>>>>>
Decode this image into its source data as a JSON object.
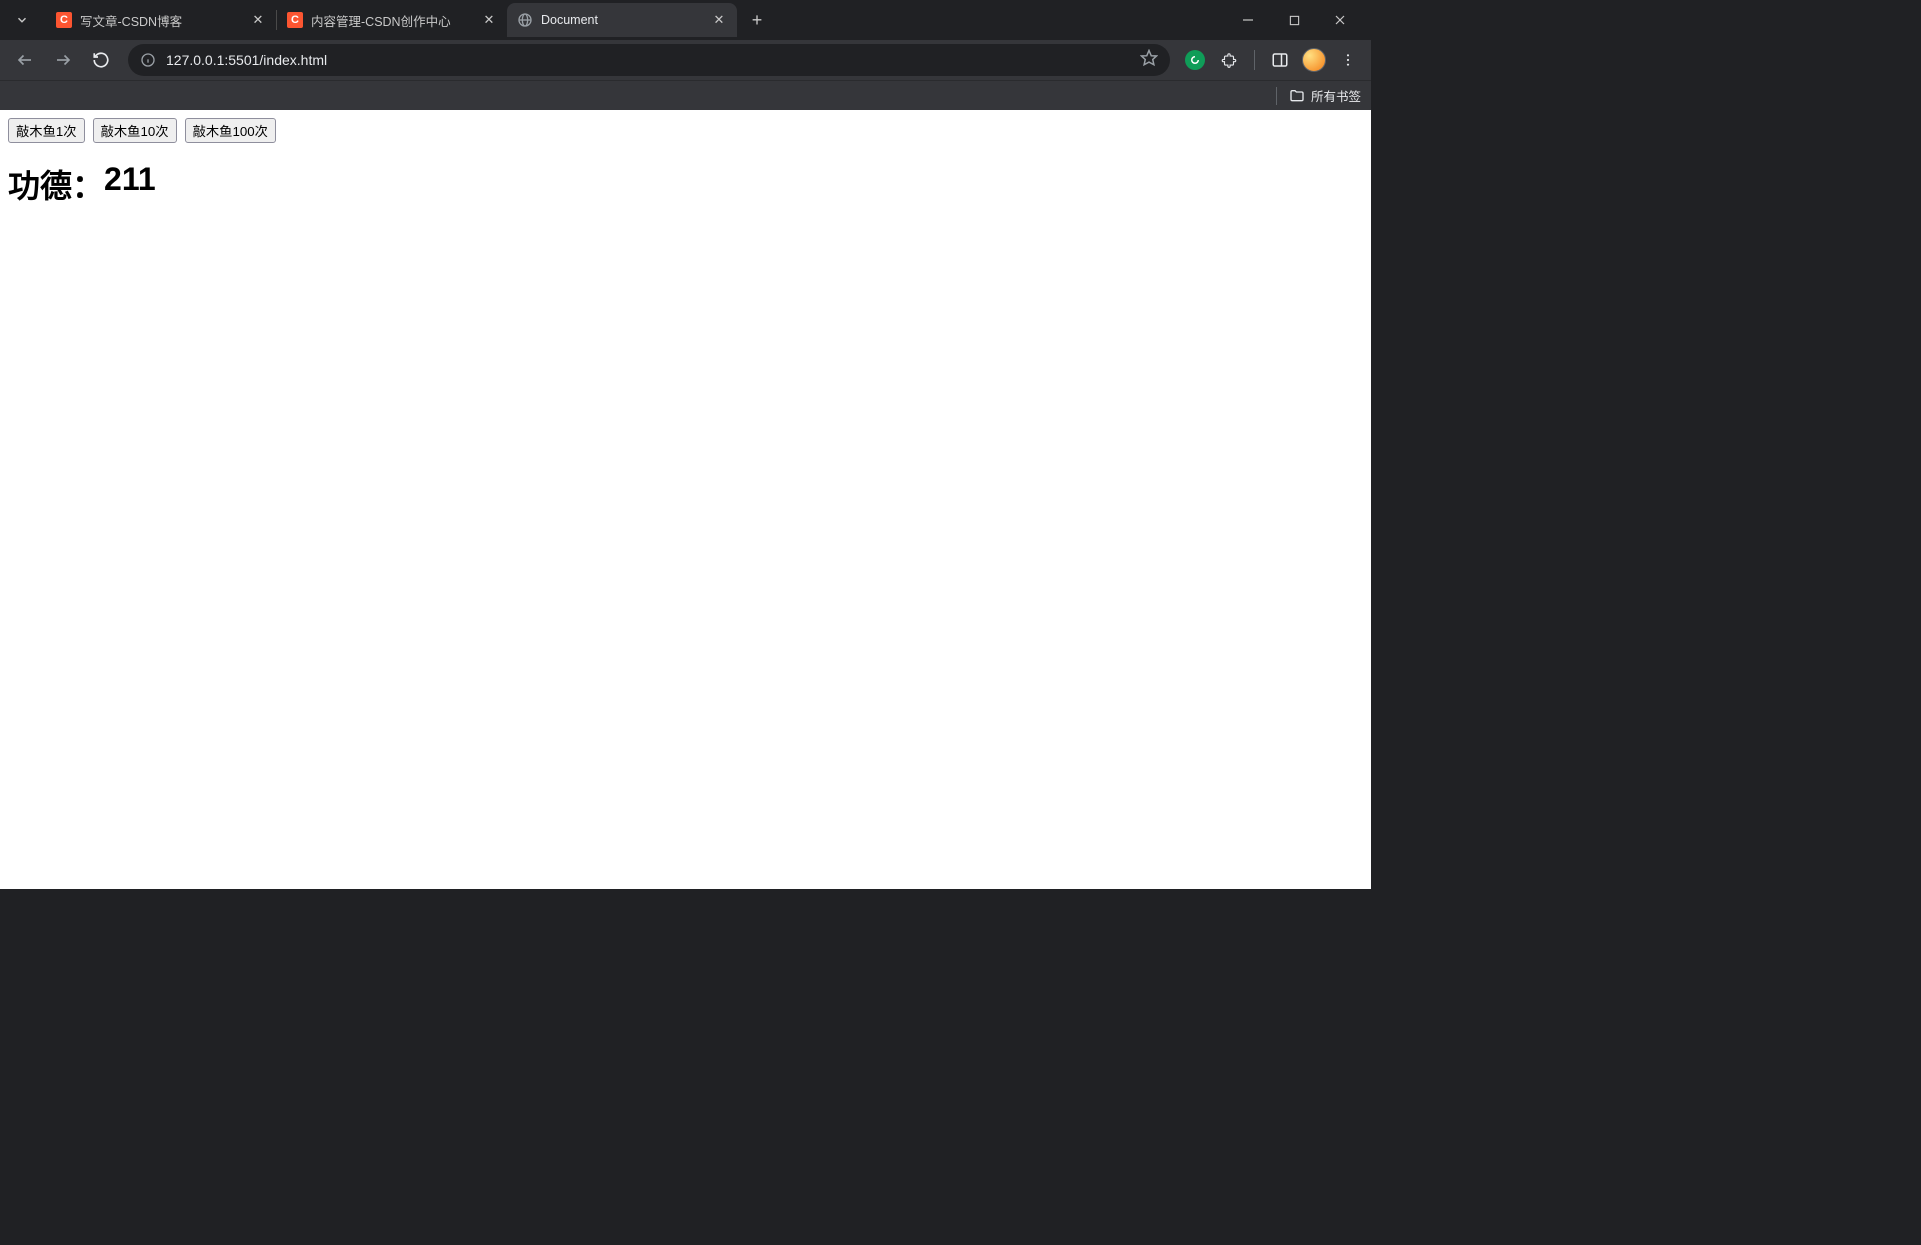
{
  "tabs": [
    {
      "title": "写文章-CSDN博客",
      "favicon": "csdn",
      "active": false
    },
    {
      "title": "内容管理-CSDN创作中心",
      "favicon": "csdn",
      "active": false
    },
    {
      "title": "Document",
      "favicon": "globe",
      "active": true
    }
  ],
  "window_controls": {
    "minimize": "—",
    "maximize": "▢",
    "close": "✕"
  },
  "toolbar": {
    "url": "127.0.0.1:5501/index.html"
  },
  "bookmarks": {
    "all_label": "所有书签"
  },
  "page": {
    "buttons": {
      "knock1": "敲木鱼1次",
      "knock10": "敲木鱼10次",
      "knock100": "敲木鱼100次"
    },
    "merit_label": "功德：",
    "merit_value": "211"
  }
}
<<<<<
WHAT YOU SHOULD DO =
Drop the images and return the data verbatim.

EXPECTED OUTPUT =
Decode this image into its source data as a JSON object.
{
  "tabs": [
    {
      "title": "写文章-CSDN博客",
      "favicon": "csdn",
      "active": false
    },
    {
      "title": "内容管理-CSDN创作中心",
      "favicon": "csdn",
      "active": false
    },
    {
      "title": "Document",
      "favicon": "globe",
      "active": true
    }
  ],
  "window_controls": {
    "minimize": "—",
    "maximize": "▢",
    "close": "✕"
  },
  "toolbar": {
    "url": "127.0.0.1:5501/index.html"
  },
  "bookmarks": {
    "all_label": "所有书签"
  },
  "page": {
    "buttons": {
      "knock1": "敲木鱼1次",
      "knock10": "敲木鱼10次",
      "knock100": "敲木鱼100次"
    },
    "merit_label": "功德：",
    "merit_value": "211"
  }
}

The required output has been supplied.